... of induction hypotheses representing ‘not yet proved’ formulas. The induction hypotheses can be defined before their use, by explicit induction schemas that can be directly embedded in inference systems using explicit induction rules. On the other hand, the induction hypotheses can also be defined b ...

Specification Predicates with Explicit Dependency Information

... easy to read for humans. They are indispensable for the specification of inherently recursive properties such as reachability. Especially in first-order program logics there is no other alternative to specify properties recursively. Such state-dependent predicate or function symbols, which are somet ...

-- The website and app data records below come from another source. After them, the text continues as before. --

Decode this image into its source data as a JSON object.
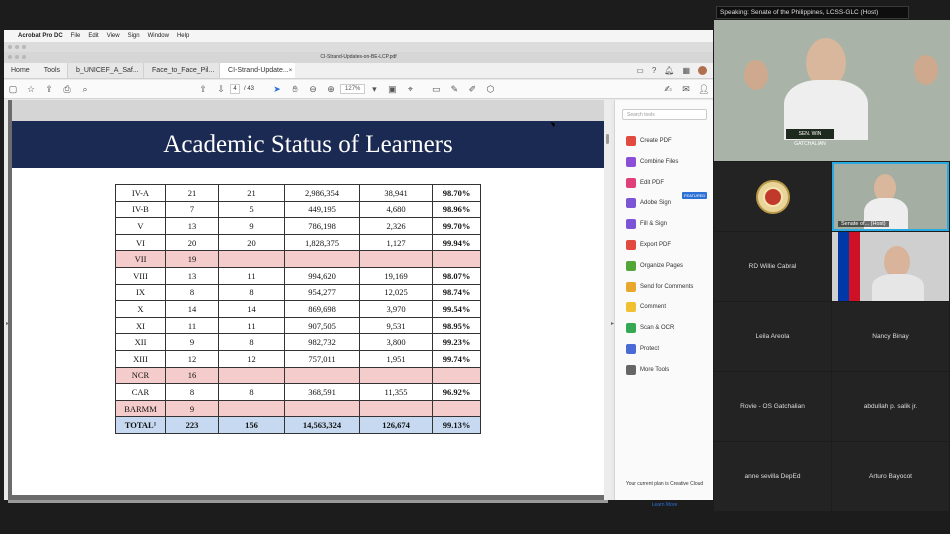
{
  "menubar": {
    "app": "Acrobat Pro DC",
    "items": [
      "File",
      "Edit",
      "View",
      "Sign",
      "Window",
      "Help"
    ]
  },
  "window_title": "CI-Strand-Updates-on-BE-LCP.pdf",
  "tabs": {
    "home": "Home",
    "tools": "Tools",
    "docs": [
      {
        "label": "b_UNICEF_A_Saf..."
      },
      {
        "label": "Face_to_Face_Pil..."
      },
      {
        "label": "CI-Strand-Update...",
        "close": "×"
      }
    ]
  },
  "toolbar": {
    "page_current": "4",
    "page_total": "/ 43",
    "zoom": "127%"
  },
  "slide": {
    "title": "Academic Status of Learners",
    "rows": [
      {
        "region": "IV-A",
        "a": "21",
        "b": "21",
        "c": "2,986,354",
        "d": "38,941",
        "pct": "98.70%",
        "pink": false
      },
      {
        "region": "IV-B",
        "a": "7",
        "b": "5",
        "c": "449,195",
        "d": "4,680",
        "pct": "98.96%",
        "pink": false
      },
      {
        "region": "V",
        "a": "13",
        "b": "9",
        "c": "786,198",
        "d": "2,326",
        "pct": "99.70%",
        "pink": false
      },
      {
        "region": "VI",
        "a": "20",
        "b": "20",
        "c": "1,828,375",
        "d": "1,127",
        "pct": "99.94%",
        "pink": false
      },
      {
        "region": "VII",
        "a": "19",
        "b": "",
        "c": "",
        "d": "",
        "pct": "",
        "pink": true
      },
      {
        "region": "VIII",
        "a": "13",
        "b": "11",
        "c": "994,620",
        "d": "19,169",
        "pct": "98.07%",
        "pink": false
      },
      {
        "region": "IX",
        "a": "8",
        "b": "8",
        "c": "954,277",
        "d": "12,025",
        "pct": "98.74%",
        "pink": false
      },
      {
        "region": "X",
        "a": "14",
        "b": "14",
        "c": "869,698",
        "d": "3,970",
        "pct": "99.54%",
        "pink": false
      },
      {
        "region": "XI",
        "a": "11",
        "b": "11",
        "c": "907,505",
        "d": "9,531",
        "pct": "98.95%",
        "pink": false
      },
      {
        "region": "XII",
        "a": "9",
        "b": "8",
        "c": "982,732",
        "d": "3,800",
        "pct": "99.23%",
        "pink": false
      },
      {
        "region": "XIII",
        "a": "12",
        "b": "12",
        "c": "757,011",
        "d": "1,951",
        "pct": "99.74%",
        "pink": false
      },
      {
        "region": "NCR",
        "a": "16",
        "b": "",
        "c": "",
        "d": "",
        "pct": "",
        "pink": true
      },
      {
        "region": "CAR",
        "a": "8",
        "b": "8",
        "c": "368,591",
        "d": "11,355",
        "pct": "96.92%",
        "pink": false
      },
      {
        "region": "BARMM",
        "a": "9",
        "b": "",
        "c": "",
        "d": "",
        "pct": "",
        "pink": true
      }
    ],
    "total": {
      "region": "TOTAL¹",
      "a": "223",
      "b": "156",
      "c": "14,563,324",
      "d": "126,674",
      "pct": "99.13%"
    }
  },
  "tools_pane": {
    "search_placeholder": "Search tools",
    "items": [
      {
        "label": "Create PDF",
        "color": "#e04a3f"
      },
      {
        "label": "Combine Files",
        "color": "#8a4fd6"
      },
      {
        "label": "Edit PDF",
        "color": "#e0407a"
      },
      {
        "label": "Adobe Sign",
        "color": "#7b55d6"
      },
      {
        "label": "Fill & Sign",
        "color": "#7b55d6"
      },
      {
        "label": "Export PDF",
        "color": "#e04a3f"
      },
      {
        "label": "Organize Pages",
        "color": "#52a638"
      },
      {
        "label": "Send for Comments",
        "color": "#e8a82c"
      },
      {
        "label": "Comment",
        "color": "#f0c030"
      },
      {
        "label": "Scan & OCR",
        "color": "#35a853"
      },
      {
        "label": "Protect",
        "color": "#4a6ad6"
      },
      {
        "label": "More Tools",
        "color": "#666666"
      }
    ],
    "featured_badge": "FEATURED",
    "plan_text": "Your current plan is Creative Cloud",
    "learn_more": "Learn More"
  },
  "zoom": {
    "speaking": "Speaking: Senate of the Philippines, LCSS-GLC (Host)",
    "nameplate": "SEN. WIN GATCHALIAN",
    "host_label": "Senate of... (Host)",
    "participants": [
      "RD Willie Cabral",
      "Leila Areola",
      "Nancy Binay",
      "Rovie - OS Gatchalian",
      "abdullah p. salik jr.",
      "anne sevilla DepEd",
      "Arturo Bayocot"
    ]
  }
}
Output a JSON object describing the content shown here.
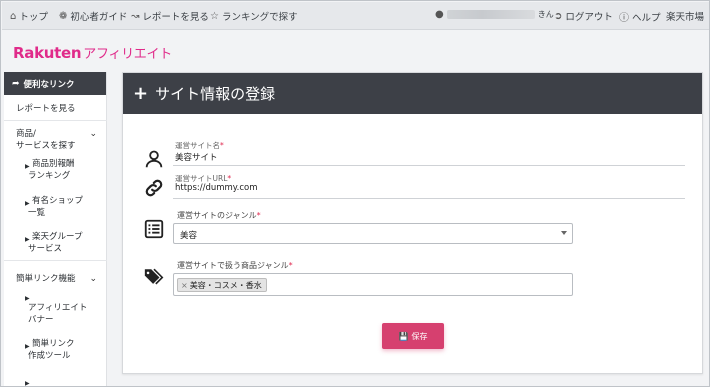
{
  "topbar": {
    "home": "トップ",
    "guide": "初心者ガイド",
    "report": "レポートを見る",
    "ranking": "ランキングで探す",
    "user_suffix": "きん",
    "logout": "ログアウト",
    "help": "ヘルプ",
    "market": "楽天市場"
  },
  "logo": {
    "brand": "Rakuten",
    "sub": "アフィリエイト"
  },
  "sidebar": {
    "header": "便利なリンク",
    "items": [
      {
        "label": "レポートを見る"
      },
      {
        "label": "商品/",
        "label2": "サービスを探す"
      },
      {
        "label": "商品別報酬",
        "label2": "ランキング"
      },
      {
        "label": "有名ショップ",
        "label2": "一覧"
      },
      {
        "label": "楽天グループ",
        "label2": "サービス"
      },
      {
        "label": "簡単リンク機能"
      },
      {
        "label": "アフィリエイト",
        "label2": "バナー"
      },
      {
        "label": "簡単リンク",
        "label2": "作成ツール"
      }
    ]
  },
  "panel": {
    "title": "サイト情報の登録",
    "site_name": {
      "label": "運営サイト名",
      "req": "*",
      "value": "美容サイト"
    },
    "site_url": {
      "label": "運営サイトURL",
      "req": "*",
      "value": "https://dummy.com"
    },
    "genre": {
      "label": "運営サイトのジャンル",
      "req": "*",
      "value": "美容"
    },
    "product_genre": {
      "label": "運営サイトで扱う商品ジャンル",
      "req": "*",
      "tag": "美容・コスメ・香水",
      "tag_remove": "×"
    },
    "save_label": "保存"
  }
}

... easy to read for humans. They are indispensable for the specification of inherently recursive properties such as reachability. Especially in first-order program logics there is no other alternative to specify properties recursively. Such state-dependent predicate or function symbols, which are somet ...

High Level Verification of Control Intensive Systems

... It is usually the case that different predicates are not independent. We describe efficient methods to compute constraints between predicates, which are added as invariants to the abstract model to make it more accurate. Another issue that we address in this paper is the following: Current predicate ...

... It is usually the case that different predicates are not independent. We describe efficient methods to compute constraints between predicates, which are added as invariants to the abstract model to make it more accurate. Another issue that we address in this paper is the following: Current predicate ...

Yablo`s paradox

... The rest of the argument is as before. Construing the argument in this way, we do not have to talk of satisfaction. There is therefore no predicate involved, and a fortiori no fixed-point predicate. We therefore have a paradox without circularity.6 Such a suggestion would be disingenuous, though. As ...

... The rest of the argument is as before. Construing the argument in this way, we do not have to talk of satisfaction. There is therefore no predicate involved, and a fortiori no fixed-point predicate. We therefore have a paradox without circularity.6 Such a suggestion would be disingenuous, though. As ...